[Element data from apps and pages]
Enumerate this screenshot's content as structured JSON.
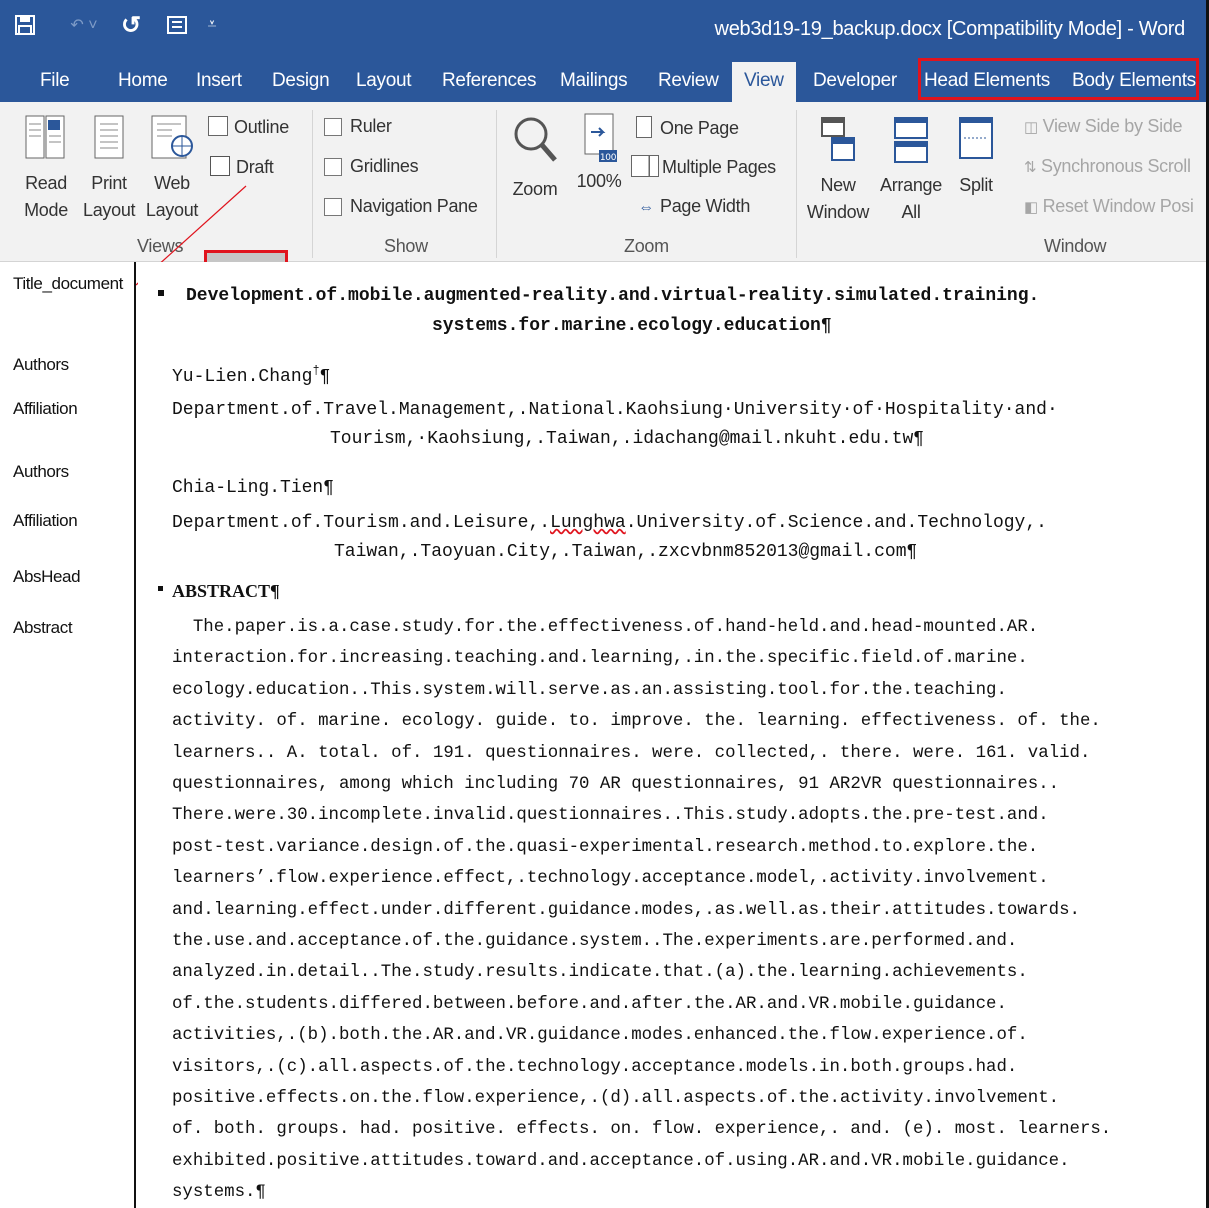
{
  "titlebar": {
    "doc_title": "web3d19-19_backup.docx [Compatibility Mode] - Word"
  },
  "tabs": [
    {
      "label": "File"
    },
    {
      "label": "Home"
    },
    {
      "label": "Insert"
    },
    {
      "label": "Design"
    },
    {
      "label": "Layout"
    },
    {
      "label": "References"
    },
    {
      "label": "Mailings"
    },
    {
      "label": "Review"
    },
    {
      "label": "View"
    },
    {
      "label": "Developer"
    },
    {
      "label": "Head Elements"
    },
    {
      "label": "Body Elements"
    }
  ],
  "ribbon": {
    "views": {
      "read_mode": "Read\nMode",
      "print_layout": "Print\nLayout",
      "web_layout": "Web\nLayout",
      "outline": "Outline",
      "draft": "Draft",
      "label": "Views"
    },
    "show": {
      "ruler": "Ruler",
      "gridlines": "Gridlines",
      "navigation_pane": "Navigation Pane",
      "label": "Show"
    },
    "zoom": {
      "zoom": "Zoom",
      "hundred": "100%",
      "one_page": "One Page",
      "multiple_pages": "Multiple Pages",
      "page_width": "Page Width",
      "label": "Zoom"
    },
    "window": {
      "new_window": "New\nWindow",
      "arrange_all": "Arrange\nAll",
      "split": "Split",
      "side_by_side": "View Side by Side",
      "sync_scroll": "Synchronous Scroll",
      "reset_window": "Reset Window Posi",
      "label": "Window"
    }
  },
  "styles": [
    "Title_document",
    "Authors",
    "Affiliation",
    "Authors",
    "Affiliation",
    "AbsHead",
    "Abstract"
  ],
  "document": {
    "title_1": "Development.of.mobile.augmented-reality.and.virtual-reality.simulated.training.",
    "title_2": "systems.for.marine.ecology.education¶",
    "author1": "Yu-Lien.Chang",
    "author1_mark": "†",
    "affil1_1": "Department.of.Travel.Management,.National.Kaohsiung·University·of·Hospitality·and·",
    "affil1_2": "Tourism,·Kaohsiung,.Taiwan,.idachang@mail.nkuht.edu.tw¶",
    "author2": "Chia-Ling.Tien¶",
    "affil2_1a": "Department.of.Tourism.and.Leisure,.",
    "affil2_1b": "Lunghwa",
    "affil2_1c": ".University.of.Science.and.Technology,.",
    "affil2_2": "Taiwan,.Taoyuan.City,.Taiwan,.zxcvbnm852013@gmail.com¶",
    "abs_head": "ABSTRACT¶",
    "abstract": [
      "  The.paper.is.a.case.study.for.the.effectiveness.of.hand-held.and.head-mounted.AR.",
      "interaction.for.increasing.teaching.and.learning,.in.the.specific.field.of.marine.",
      "ecology.education..This.system.will.serve.as.an.assisting.tool.for.the.teaching.",
      "activity. of. marine. ecology. guide. to. improve. the. learning. effectiveness. of. the.",
      "learners.. A. total. of. 191. questionnaires. were. collected,. there. were. 161. valid.",
      "questionnaires, among which including 70 AR questionnaires, 91 AR2VR questionnaires..",
      "There.were.30.incomplete.invalid.questionnaires..This.study.adopts.the.pre-test.and.",
      "post-test.variance.design.of.the.quasi-experimental.research.method.to.explore.the.",
      "learners’.flow.experience.effect,.technology.acceptance.model,.activity.involvement.",
      "and.learning.effect.under.different.guidance.modes,.as.well.as.their.attitudes.towards.",
      "the.use.and.acceptance.of.the.guidance.system..The.experiments.are.performed.and.",
      "analyzed.in.detail..The.study.results.indicate.that.(a).the.learning.achievements.",
      "of.the.students.differed.between.before.and.after.the.AR.and.VR.mobile.guidance.",
      "activities,.(b).both.the.AR.and.VR.guidance.modes.enhanced.the.flow.experience.of.",
      "visitors,.(c).all.aspects.of.the.technology.acceptance.models.in.both.groups.had.",
      "positive.effects.on.the.flow.experience,.(d).all.aspects.of.the.activity.involvement.",
      "of. both. groups. had. positive. effects. on. flow. experience,. and. (e). most. learners.",
      "exhibited.positive.attitudes.toward.and.acceptance.of.using.AR.and.VR.mobile.guidance.",
      "systems.¶"
    ]
  },
  "colors": {
    "word_blue": "#2b579a",
    "ribbon_bg": "#f2f2f2",
    "highlight_red": "#e0141e"
  }
}
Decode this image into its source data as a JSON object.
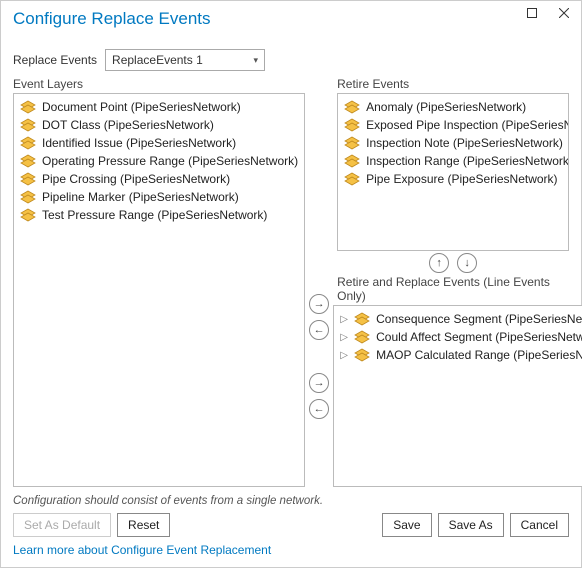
{
  "window": {
    "title": "Configure Replace Events"
  },
  "header": {
    "label": "Replace Events",
    "selected": "ReplaceEvents 1"
  },
  "panels": {
    "event_layers_label": "Event Layers",
    "retire_events_label": "Retire Events",
    "retire_replace_label": "Retire and Replace Events (Line Events Only)"
  },
  "event_layers": [
    {
      "label": "Document Point (PipeSeriesNetwork)"
    },
    {
      "label": "DOT Class (PipeSeriesNetwork)"
    },
    {
      "label": "Identified Issue (PipeSeriesNetwork)"
    },
    {
      "label": "Operating Pressure Range (PipeSeriesNetwork)"
    },
    {
      "label": "Pipe Crossing (PipeSeriesNetwork)"
    },
    {
      "label": "Pipeline Marker (PipeSeriesNetwork)"
    },
    {
      "label": "Test Pressure Range (PipeSeriesNetwork)"
    }
  ],
  "retire_events": [
    {
      "label": "Anomaly (PipeSeriesNetwork)"
    },
    {
      "label": "Exposed Pipe Inspection (PipeSeriesNetwork)"
    },
    {
      "label": "Inspection Note (PipeSeriesNetwork)"
    },
    {
      "label": "Inspection Range (PipeSeriesNetwork)"
    },
    {
      "label": "Pipe Exposure (PipeSeriesNetwork)"
    }
  ],
  "retire_replace_events": [
    {
      "label": "Consequence Segment (PipeSeriesNetwork)"
    },
    {
      "label": "Could Affect Segment (PipeSeriesNetwork)"
    },
    {
      "label": "MAOP Calculated Range (PipeSeriesNetwork)"
    }
  ],
  "hint": "Configuration should consist of events from a single network.",
  "buttons": {
    "set_default": "Set As Default",
    "reset": "Reset",
    "save": "Save",
    "save_as": "Save As",
    "cancel": "Cancel"
  },
  "link": "Learn more about Configure Event Replacement",
  "arrows": {
    "right": "→",
    "left": "←",
    "up": "↑",
    "down": "↓"
  }
}
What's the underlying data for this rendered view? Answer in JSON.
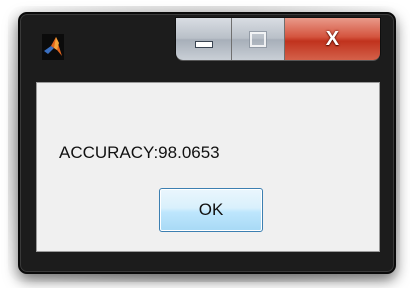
{
  "dialog": {
    "app_icon": "matlab-logo-icon",
    "caption_buttons": {
      "minimize_icon": "minimize-icon",
      "maximize_icon": "maximize-icon",
      "close_glyph": "X"
    },
    "message": "ACCURACY:98.0653",
    "ok_label": "OK"
  },
  "colors": {
    "frame": "#1c1c1c",
    "client_background": "#f0f0f0",
    "close_button": "#c0321d",
    "ok_button_border": "#3c7fb1"
  }
}
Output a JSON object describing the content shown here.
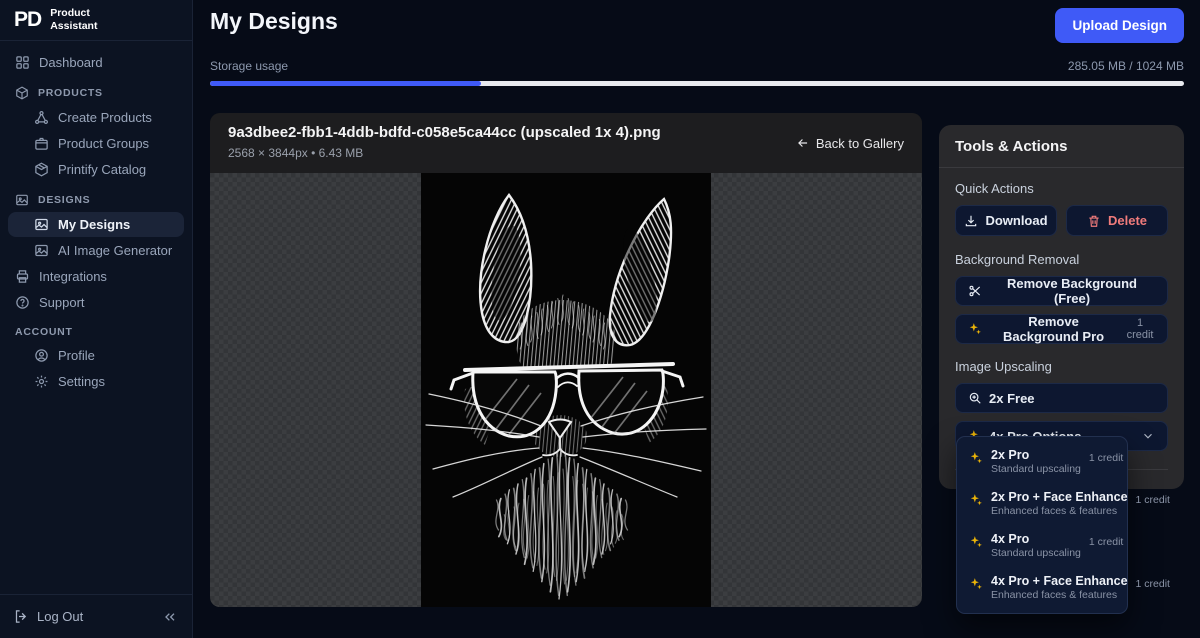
{
  "brand": {
    "logo": "PD",
    "name_line1": "Product",
    "name_line2": "Assistant"
  },
  "sidebar": {
    "items": [
      {
        "type": "item",
        "label": "Dashboard",
        "icon": "grid",
        "indent": 0,
        "active": false
      },
      {
        "type": "section",
        "label": "PRODUCTS",
        "icon": "cube"
      },
      {
        "type": "item",
        "label": "Create Products",
        "icon": "nodes",
        "indent": 1,
        "active": false
      },
      {
        "type": "item",
        "label": "Product Groups",
        "icon": "box",
        "indent": 1,
        "active": false
      },
      {
        "type": "item",
        "label": "Printify Catalog",
        "icon": "catalog",
        "indent": 1,
        "active": false
      },
      {
        "type": "section",
        "label": "DESIGNS",
        "icon": "image"
      },
      {
        "type": "item",
        "label": "My Designs",
        "icon": "image",
        "indent": 1,
        "active": true
      },
      {
        "type": "item",
        "label": "AI Image Generator",
        "icon": "image",
        "indent": 1,
        "active": false
      },
      {
        "type": "item",
        "label": "Integrations",
        "icon": "printer",
        "indent": 0,
        "active": false
      },
      {
        "type": "item",
        "label": "Support",
        "icon": "help",
        "indent": 0,
        "active": false
      },
      {
        "type": "section",
        "label": "ACCOUNT"
      },
      {
        "type": "item",
        "label": "Profile",
        "icon": "user",
        "indent": 1,
        "active": false
      },
      {
        "type": "item",
        "label": "Settings",
        "icon": "gear",
        "indent": 1,
        "active": false
      }
    ],
    "logout_label": "Log Out"
  },
  "header": {
    "title": "My Designs",
    "upload_button": "Upload Design"
  },
  "storage": {
    "label": "Storage usage",
    "usage_text": "285.05 MB / 1024 MB",
    "percent": 27.8
  },
  "viewer": {
    "filename": "9a3dbee2-fbb1-4ddb-bdfd-c058e5ca44cc (upscaled 1x 4).png",
    "meta": "2568 × 3844px • 6.43 MB",
    "back_label": "Back to Gallery"
  },
  "tools": {
    "title": "Tools & Actions",
    "quick": {
      "label": "Quick Actions",
      "download": "Download",
      "delete": "Delete"
    },
    "bg": {
      "label": "Background Removal",
      "free": "Remove Background (Free)",
      "pro": "Remove Background Pro",
      "pro_credit": "1 credit"
    },
    "upscale": {
      "label": "Image Upscaling",
      "free": "2x Free",
      "pro": "4x Pro Options"
    }
  },
  "upscale_menu": {
    "items": [
      {
        "title": "2x Pro",
        "subtitle": "Standard upscaling",
        "credit": "1 credit"
      },
      {
        "title": "2x Pro + Face Enhance",
        "subtitle": "Enhanced faces & features",
        "credit": "1 credit"
      },
      {
        "title": "4x Pro",
        "subtitle": "Standard upscaling",
        "credit": "1 credit"
      },
      {
        "title": "4x Pro + Face Enhance",
        "subtitle": "Enhanced faces & features",
        "credit": "1 credit"
      }
    ]
  },
  "colors": {
    "accent_blue": "#3f5af7",
    "sparkle_yellow": "#eab308",
    "delete_red": "#f07b7b"
  }
}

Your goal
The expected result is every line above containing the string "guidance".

Solution for this task
      "and.learning.effect.under.different.guidance.modes,.as.well.as.their.attitudes.towards.",
      "the.use.and.acceptance.of.the.guidance.system..The.experiments.are.performed.and.",
      "of.the.students.differed.between.before.and.after.the.AR.and.VR.mobile.guidance.",
      "activities,.(b).both.the.AR.and.VR.guidance.modes.enhanced.the.flow.experience.of.",
      "exhibited.positive.attitudes.toward.and.acceptance.of.using.AR.and.VR.mobile.guidance.",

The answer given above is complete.